5 - Relying on the new system to fix your processes
Related to 1, 2, and 3 above. Software cannot fix broken business models. A competent implementation partner will assist in working through the process issues, and be candid about the software’s inability to accommodate outdated, inefficient, or inappropriate processes. Take the opportunity to learn how to improve your processes, and how the system will assist in increasing efficiencies related to these efforts. Please “Determining Your Accounting Software Needs” at AccountingSoftwareSuccess.com for some good ideas.
6 - Giving up on the project once there is a bump in the road

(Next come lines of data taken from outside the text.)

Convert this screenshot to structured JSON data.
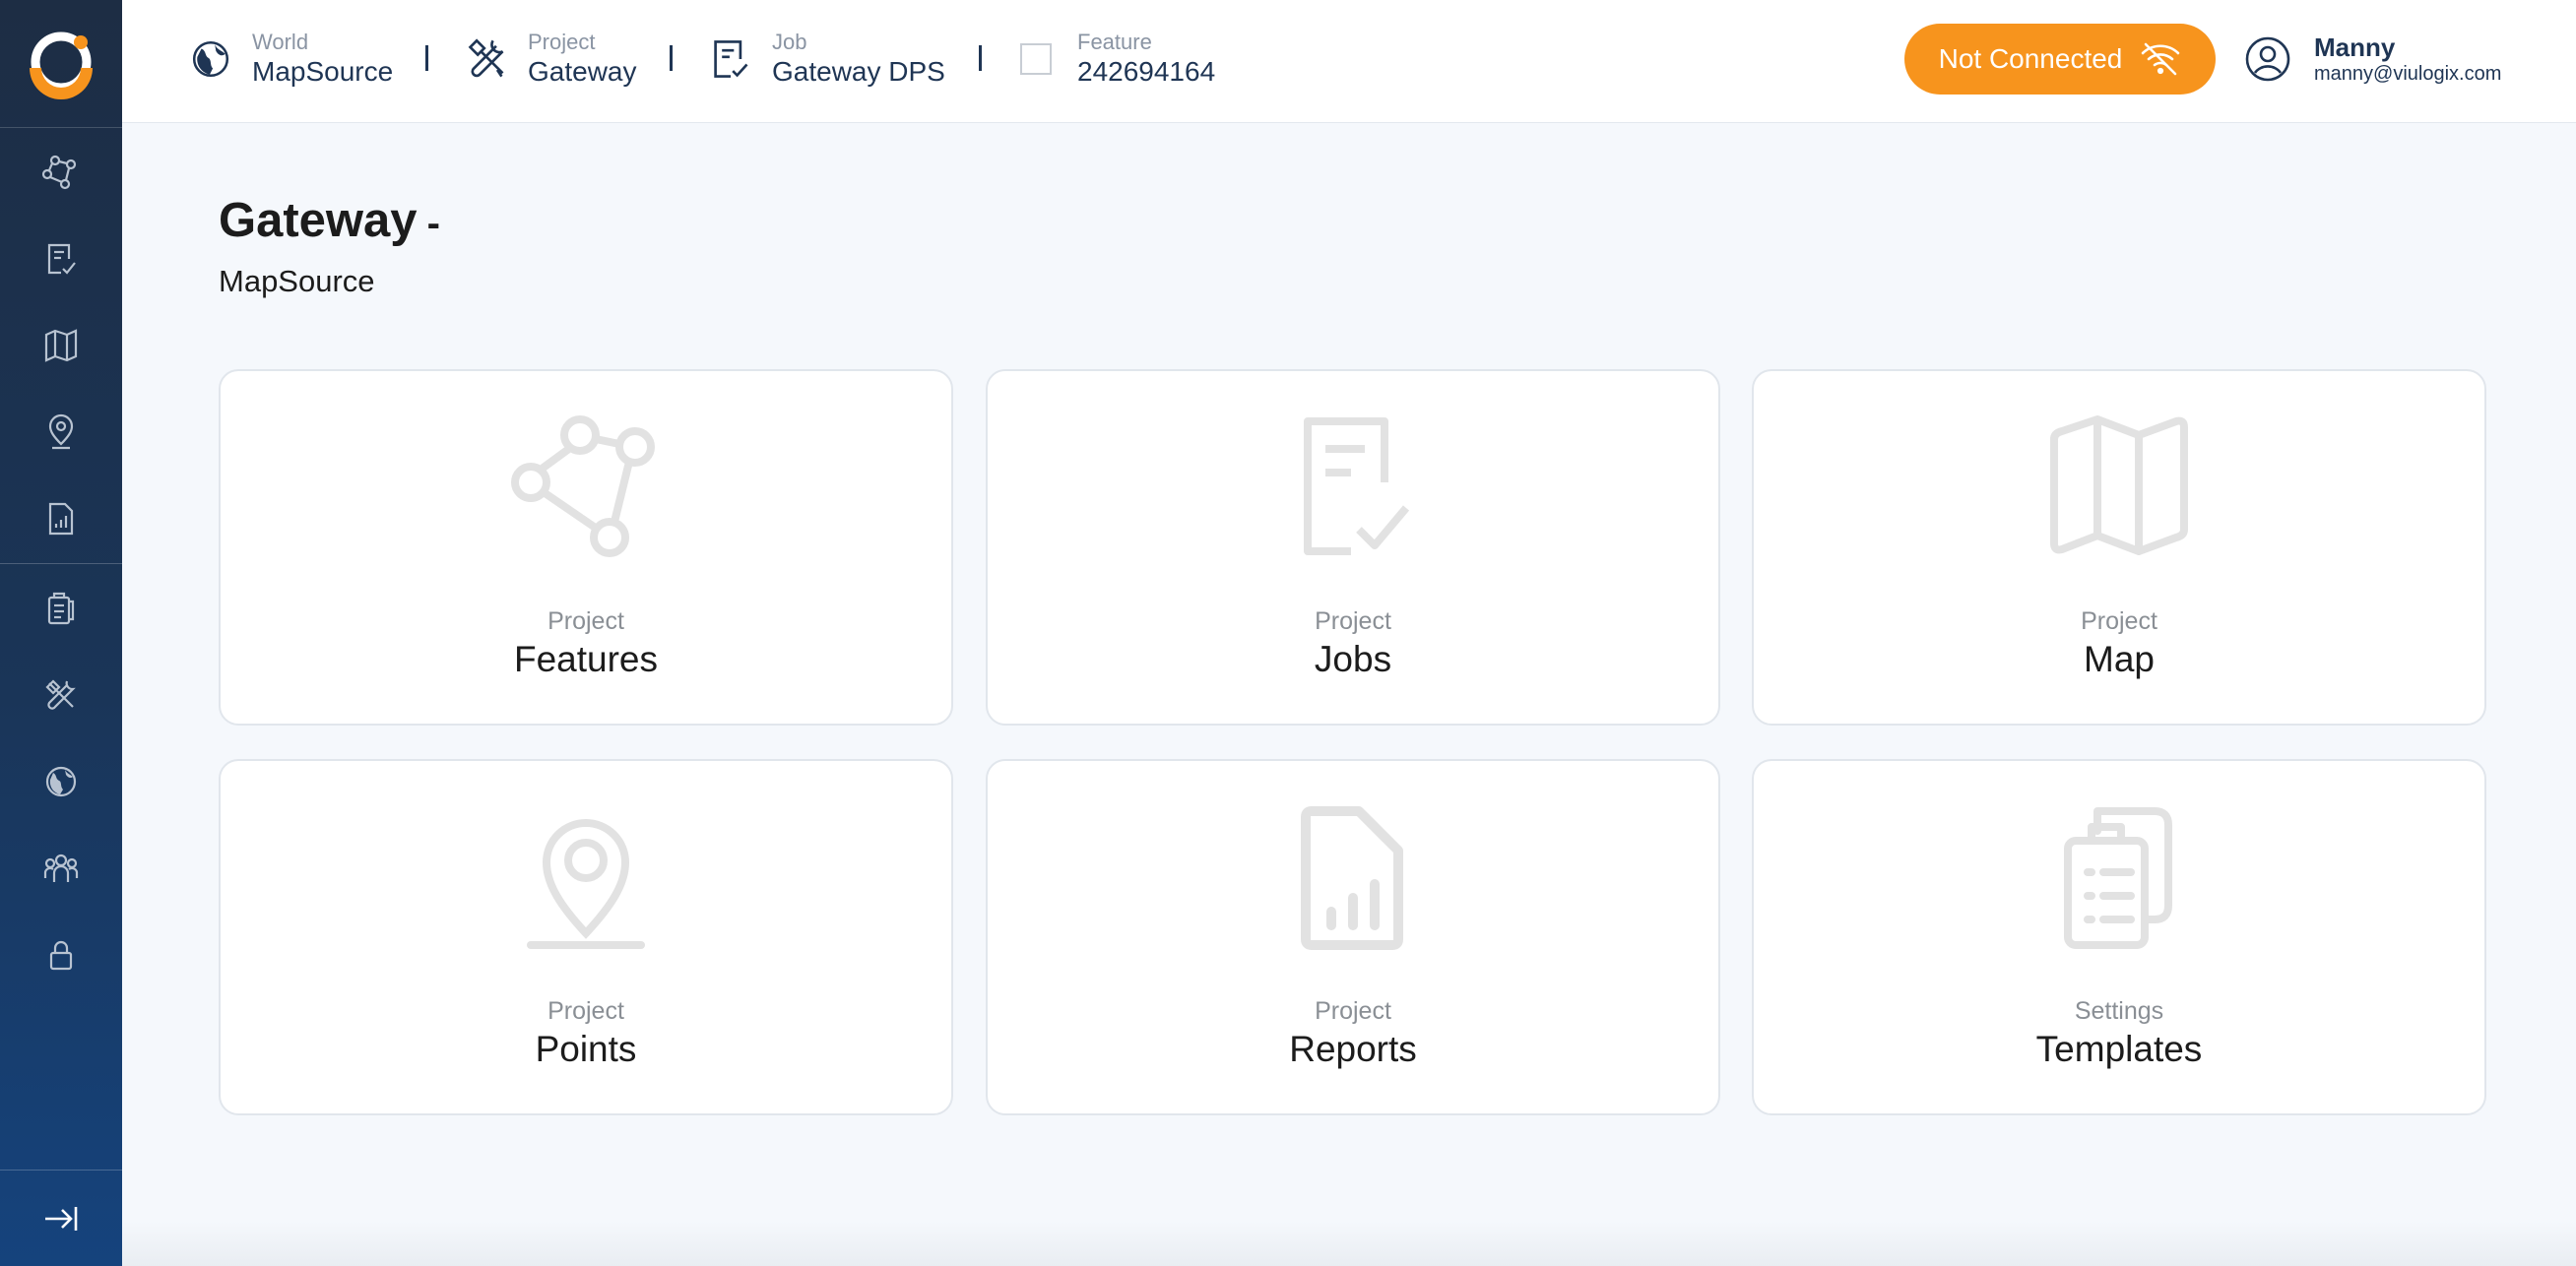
{
  "breadcrumb": {
    "world": {
      "label": "World",
      "value": "MapSource"
    },
    "project": {
      "label": "Project",
      "value": "Gateway"
    },
    "job": {
      "label": "Job",
      "value": "Gateway DPS"
    },
    "feature": {
      "label": "Feature",
      "value": "242694164"
    }
  },
  "status": {
    "label": "Not Connected",
    "icon": "wifi-off-icon",
    "color": "#f7941d"
  },
  "user": {
    "name": "Manny",
    "email": "manny@viulogix.com"
  },
  "page": {
    "title": "Gateway",
    "title_dash": "-",
    "subtitle": "MapSource"
  },
  "cards": [
    {
      "label": "Project",
      "value": "Features",
      "icon": "features-nodes-icon"
    },
    {
      "label": "Project",
      "value": "Jobs",
      "icon": "jobs-checklist-icon"
    },
    {
      "label": "Project",
      "value": "Map",
      "icon": "map-icon"
    },
    {
      "label": "Project",
      "value": "Points",
      "icon": "map-pin-icon"
    },
    {
      "label": "Project",
      "value": "Reports",
      "icon": "report-chart-icon"
    },
    {
      "label": "Settings",
      "value": "Templates",
      "icon": "clipboard-list-icon"
    }
  ],
  "sidebar": {
    "items": [
      {
        "icon": "features-nodes-icon"
      },
      {
        "icon": "jobs-checklist-icon"
      },
      {
        "icon": "map-icon"
      },
      {
        "icon": "map-pin-icon"
      },
      {
        "icon": "report-chart-icon"
      },
      {
        "icon": "clipboard-list-icon"
      },
      {
        "icon": "tools-icon"
      },
      {
        "icon": "globe-icon"
      },
      {
        "icon": "users-icon"
      },
      {
        "icon": "lock-icon"
      }
    ],
    "collapse_icon": "expand-sidebar-icon"
  },
  "colors": {
    "accent": "#f7941d",
    "sidebar": "#1a3558",
    "text_dark": "#1f3554"
  }
}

Hopefully, you’re not expecting an issue free process. There is no such thing. Both you and your implementation partner should be candid about that, and this should be communicated to all stakeholders and constituents. You don’t want to be alarming, just practical. Bumps will occur. The best approach is to agree that everyone will work as hard and act reasonably in an effort to address and overcome them. Both customers and consultants make mistakes or encounter unforeseen issues. Getting angry and pointing fingers solves nothing. Focusing on the problem until it’s resolved should be an agreed upon approach before those issues arise. Review and implement the steps outlined in our “Accounting Software Change Roadmap” at www.AccountingSoftwareSuccess.com to assist in avoiding this issue.
That’s a good start on what can upset the apple cart during your transition to a new system. But all these issues are foreseeable and should be proactively addressed prior to embarking on your project. Doing so will save money, stress, frustrations, and hurt feelings. Proactive planning will help insure a smooth and successful implementation – not only ultimately, but throughout the process.

Author's Bio: 

John S. Francis graduated with his MBA from Southern Illinois University- Carbondale in 1985. Since that time he has worked in various accounting professions. From 1996 to 2009, he was founder and President of one of the country’s leading accounting software implementation firms. Acknowledged as a “Top 100 Technology Pacesetter” and a “Killer VAR” by Accounting Today magazine, and a “Top 100 Value Added Reseller” by Accounting Technology magazine, his firm successfully managed accounting system implementation and training engagements for thousands of clients worldwide. In 2009 he began working on accountingsoftwaresuccess.com, a site dedicated to assisting accounting professionals with their search, selection, implementation and use of accounting systems.